Declare paints an interesting emotional portrait of this non-fictional individual and exploits the most curious parts of his real life. Powers' after word is tantalizing, revealing that Philby did indeed own a fox that smoked cigars and drank whiskey, and which he mourned in a drunken stupor for three days after it was murdered in cold blood. After reading Declare, you might be drawn to read the many biographies and histories written about Philby the spy.
Andrew Hale, the protagonist, just seems real, carrying a decades-long unrequited lust for a fellow spy that he met as a communist in Paris. Tim Powers has masterfully executed a portrait of a man whose emotions are closed off and hampered by his conflicting loyalties. Declare is mostly Hale's story, and at some point it becomes clear that the title refers to Andrew Hale's overarching decisions: He must decide between, and declare his intentions towards, his emotional loyalties, his spiritual loyalties, and his patriotic loyalties.
Though used the most sparingly of any character in the novel, Elena Teresa Ceniza-Bendiga, Hale's romantic declare-ee, is maybe more intriguing because of this. Hale falls in love with her as a British Mole in the Soviet Secret Service infiltrating Nazi occupied Paris, even though she declares herself a "bride of communism."
Her evolution from a communist following her parents murder by the right wing in Spain, to her rebirth as a Catholic after she finds out exactly what kind of supernatural master she is serving in the Soviet Union, becomes the pivot around which antagonist and protagonist turn. Superficially she is their romantic involvement. More specifically she becomes an illustration of the perils and rewards of faith. Philby and Hale's fascination with her crystallizes Philby's cynical opportunism and undoes Hale's near-bovine absolutism.
Declare is powerful reading, pun intended. It is easily one of his more ambitious, complex, and engaging novels, one of a long chain of curiously evocative historical fantasies. Tim Powers understands how to roll out a mystery carefully, and the travails of his quietly passionate characters leave pieces of themselves behind in the reader.
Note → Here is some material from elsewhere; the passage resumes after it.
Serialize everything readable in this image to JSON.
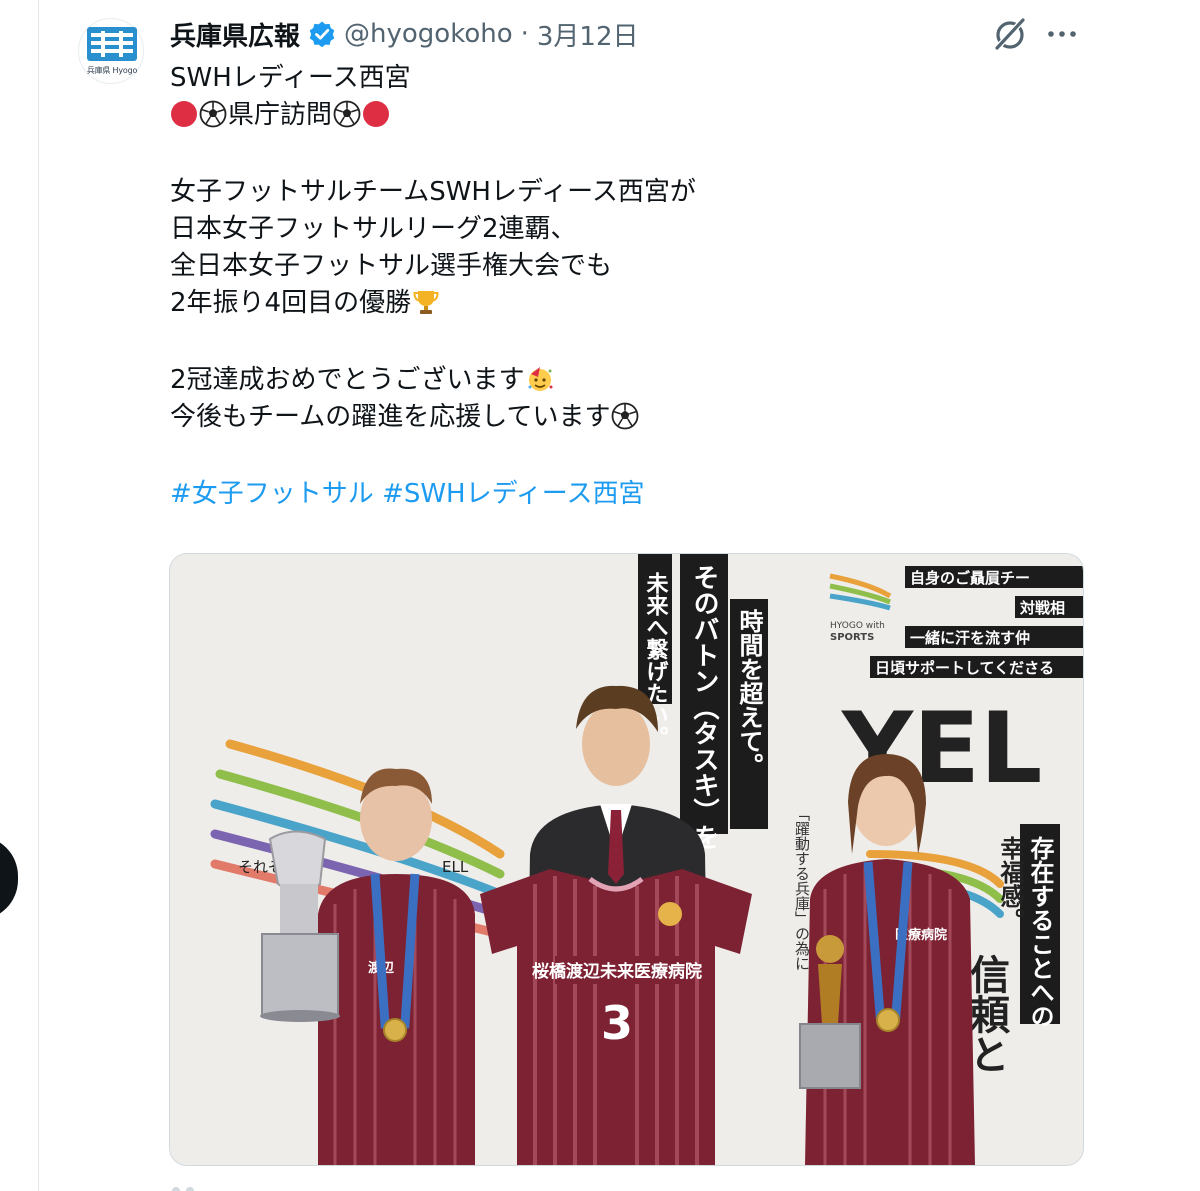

The immense scope of Declare, encompassing both history and wonder, human frailty and otherworldly immensity, will interest everyone who cares about the human spirit.
This review was originally published several years ago on the Electric Well website. There are minor edits for punctuation and spelling.